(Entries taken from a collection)
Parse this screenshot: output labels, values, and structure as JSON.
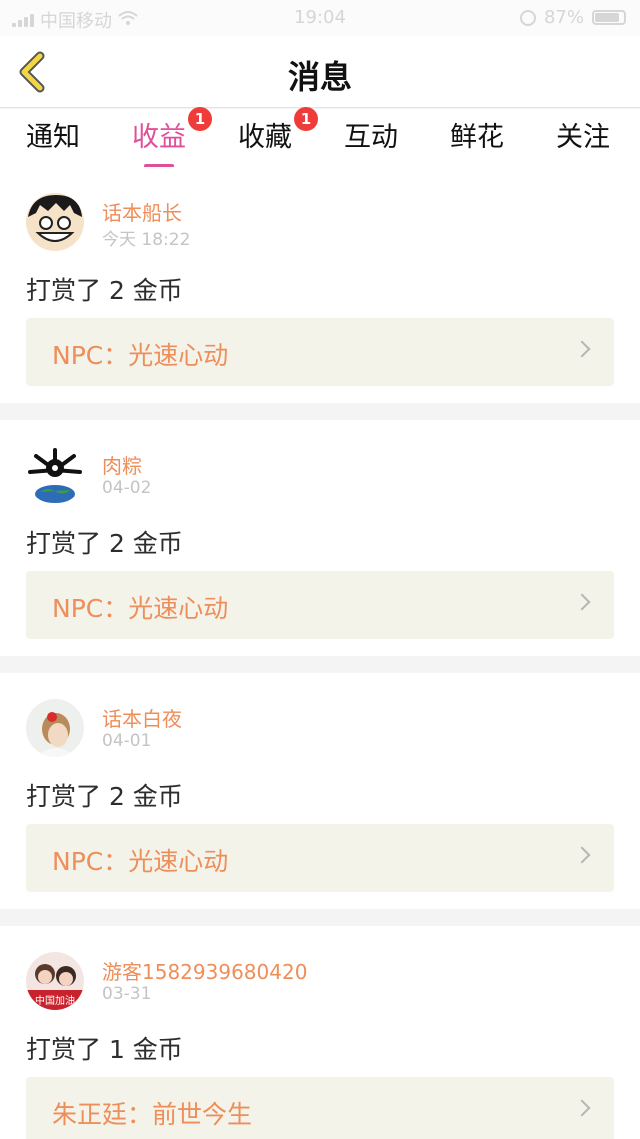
{
  "status_bar": {
    "carrier": "中国移动",
    "time": "19:04",
    "battery": "87%"
  },
  "header": {
    "title": "消息"
  },
  "tabs": [
    {
      "label": "通知",
      "active": false,
      "badge": ""
    },
    {
      "label": "收益",
      "active": true,
      "badge": "1"
    },
    {
      "label": "收藏",
      "active": false,
      "badge": "1"
    },
    {
      "label": "互动",
      "active": false,
      "badge": ""
    },
    {
      "label": "鲜花",
      "active": false,
      "badge": ""
    },
    {
      "label": "关注",
      "active": false,
      "badge": ""
    }
  ],
  "messages": [
    {
      "username": "话本船长",
      "date": "今天 18:22",
      "action": "打赏了 2 金币",
      "link": "NPC：光速心动"
    },
    {
      "username": "肉粽",
      "date": "04-02",
      "action": "打赏了 2 金币",
      "link": "NPC：光速心动"
    },
    {
      "username": "话本白夜",
      "date": "04-01",
      "action": "打赏了 2 金币",
      "link": "NPC：光速心动"
    },
    {
      "username": "游客1582939680420",
      "date": "03-31",
      "action": "打赏了 1 金币",
      "link": "朱正廷：前世今生",
      "avatar_text": "中国加油"
    }
  ],
  "colors": {
    "accent": "#e0509a",
    "username": "#ee8e5a",
    "badge": "#f03b3b",
    "link_bg": "#f3f3ea"
  }
}
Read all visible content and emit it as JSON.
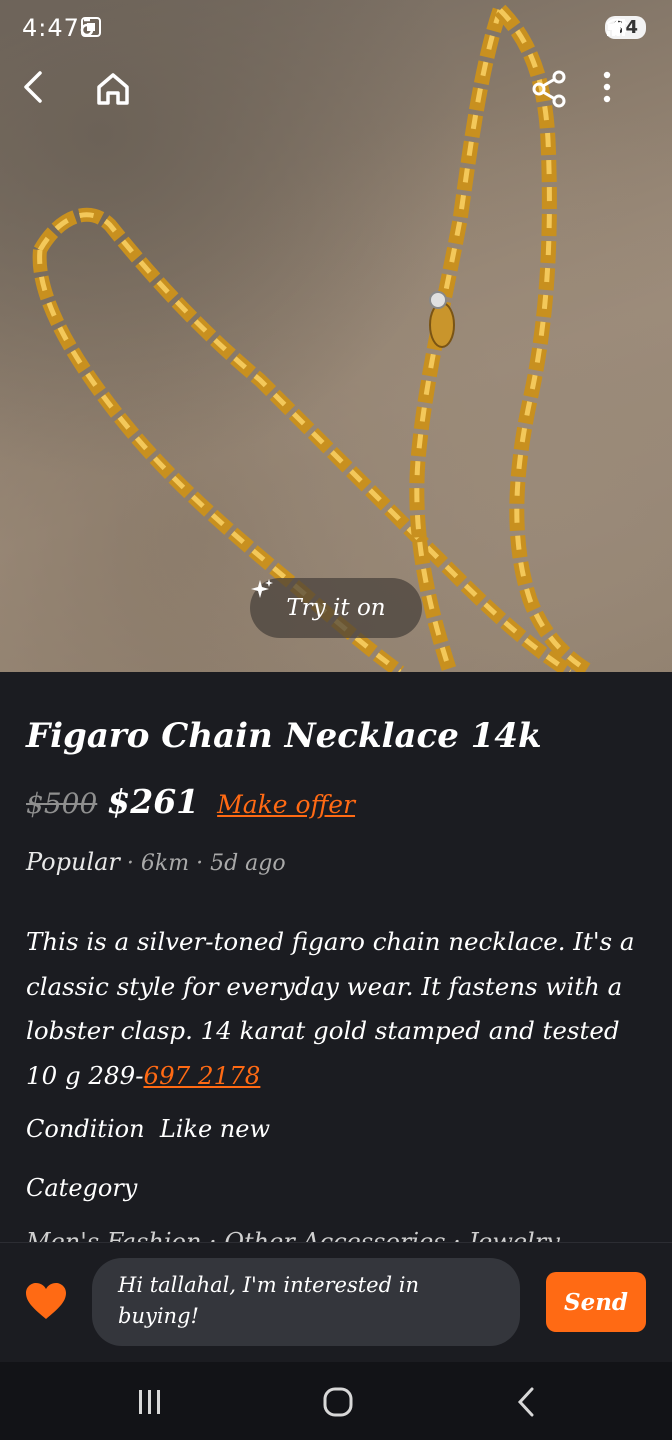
{
  "status_bar": {
    "time": "4:47",
    "battery": "94"
  },
  "hero": {
    "try_it_on_label": "Try it on"
  },
  "listing": {
    "title": "Figaro Chain Necklace 14k",
    "original_price": "$500",
    "price": "$261",
    "make_offer_label": "Make offer",
    "popularity": "Popular",
    "distance": "6km",
    "posted": "5d ago",
    "description_text": "This is a silver-toned figaro chain necklace. It's a classic style for everyday wear. It fastens with a lobster clasp. 14 karat gold stamped and tested 10 g 289-",
    "description_link": "697 2178",
    "condition_label": "Condition",
    "condition_value": "Like new",
    "category_label": "Category",
    "category_path": "Men's Fashion · Other Accessories · Jewelry"
  },
  "message": {
    "text": "Hi tallahal, I'm interested in buying!",
    "send_label": "Send"
  },
  "colors": {
    "accent": "#ff6a14",
    "background": "#1b1c21",
    "input_bg": "#34363c"
  },
  "icons": {
    "back": "back-arrow-icon",
    "home": "home-icon",
    "share": "share-icon",
    "more": "more-vertical-icon",
    "sparkle": "sparkle-icon",
    "heart": "heart-icon"
  }
}
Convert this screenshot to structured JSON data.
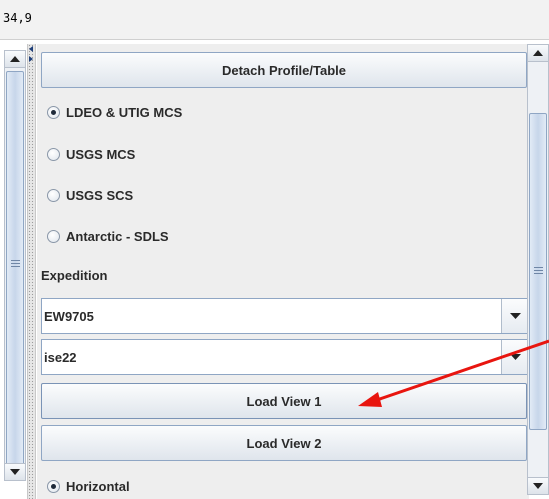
{
  "coordinate_readout": "34,9",
  "panel": {
    "detach_button_label": "Detach Profile/Table",
    "data_sources": [
      {
        "label": "LDEO & UTIG MCS",
        "selected": true
      },
      {
        "label": "USGS MCS",
        "selected": false
      },
      {
        "label": "USGS SCS",
        "selected": false
      },
      {
        "label": "Antarctic - SDLS",
        "selected": false
      }
    ],
    "expedition_label": "Expedition",
    "expedition_value": "EW9705",
    "line_value": "ise22",
    "load_view_1_label": "Load View 1",
    "load_view_2_label": "Load View 2",
    "orientation_option": {
      "label": "Horizontal",
      "selected": true
    }
  },
  "annotation": {
    "arrow_color": "#e8150f"
  },
  "icons": {
    "scroll_up": "triangle-up-icon",
    "scroll_down": "triangle-down-icon",
    "dropdown": "chevron-down-icon",
    "thumb_grip": "grip-lines-icon"
  }
}
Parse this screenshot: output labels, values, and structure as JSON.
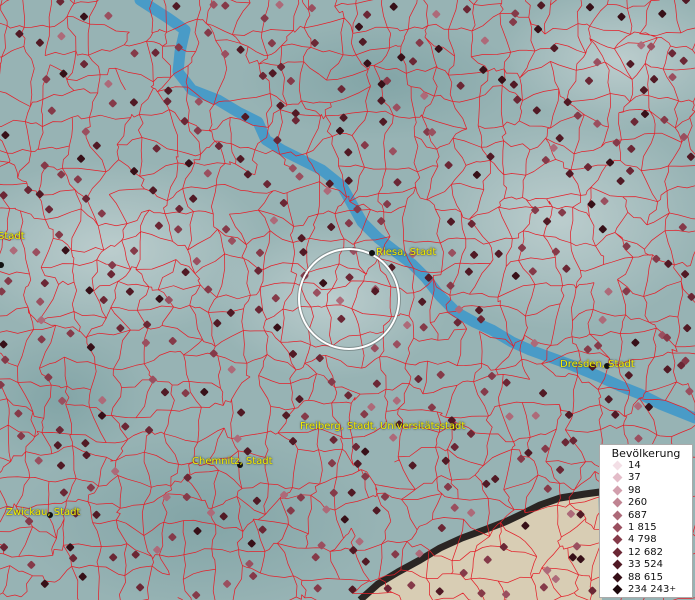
{
  "labels": {
    "riesa": "Riesa, Stadt",
    "dresden": "Dresden, Stadt",
    "freiberg": "Freiberg, Stadt, Universitätsstadt",
    "chemnitz": "Chemnitz, Stadt",
    "zwickau": "Zwickau, Stadt",
    "left_edge": "Stadt"
  },
  "legend": {
    "title": "Bevölkerung",
    "plus": "+",
    "entries": [
      {
        "value": "14",
        "color": "#f3dfe6"
      },
      {
        "value": "37",
        "color": "#e3bcc8"
      },
      {
        "value": "98",
        "color": "#d29fad"
      },
      {
        "value": "260",
        "color": "#c08492"
      },
      {
        "value": "687",
        "color": "#ad6a79"
      },
      {
        "value": "1 815",
        "color": "#9a4f5f"
      },
      {
        "value": "4 798",
        "color": "#853a49"
      },
      {
        "value": "12 682",
        "color": "#6b2735"
      },
      {
        "value": "33 524",
        "color": "#511a25"
      },
      {
        "value": "88 615",
        "color": "#371018"
      },
      {
        "value": "234 243",
        "color": "#1c070b"
      }
    ]
  },
  "colors": {
    "terrain": "#97b3b4",
    "boundary": "#e3202a",
    "river": "#3f97c9",
    "label": "#f5f000",
    "border_band": "#2a2523"
  }
}
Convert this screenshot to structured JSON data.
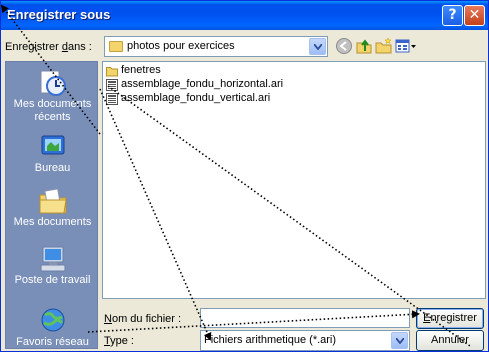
{
  "window": {
    "title": "Enregistrer sous",
    "help_symbol": "?",
    "close_symbol": "✕"
  },
  "toolbar": {
    "save_in_label_prefix": "Enregistrer ",
    "save_in_label_underlined": "d",
    "save_in_label_suffix": "ans :",
    "location_value": "photos pour exercices"
  },
  "places": [
    {
      "label_line1": "Mes documents",
      "label_line2": "récents",
      "icon": "recent-documents-icon"
    },
    {
      "label_line1": "Bureau",
      "label_line2": "",
      "icon": "desktop-icon"
    },
    {
      "label_line1": "Mes documents",
      "label_line2": "",
      "icon": "my-documents-icon"
    },
    {
      "label_line1": "Poste de travail",
      "label_line2": "",
      "icon": "my-computer-icon"
    },
    {
      "label_line1": "Favoris réseau",
      "label_line2": "",
      "icon": "network-places-icon"
    }
  ],
  "files": [
    {
      "name": "fenetres",
      "type": "folder"
    },
    {
      "name": "assemblage_fondu_horizontal.ari",
      "type": "file"
    },
    {
      "name": "assemblage_fondu_vertical.ari",
      "type": "file"
    }
  ],
  "footer": {
    "filename_label_underlined": "N",
    "filename_label_rest": "om du fichier :",
    "filename_value": "",
    "type_label_underlined": "T",
    "type_label_rest": "ype :",
    "type_value": "Fichiers arithmetique (*.ari)",
    "save_button_underlined": "E",
    "save_button_rest": "nregistrer",
    "cancel_button": "Annuler"
  }
}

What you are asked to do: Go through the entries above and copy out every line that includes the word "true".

Output of the exercise:
      "active": true,
        "selected": true
      "selected": true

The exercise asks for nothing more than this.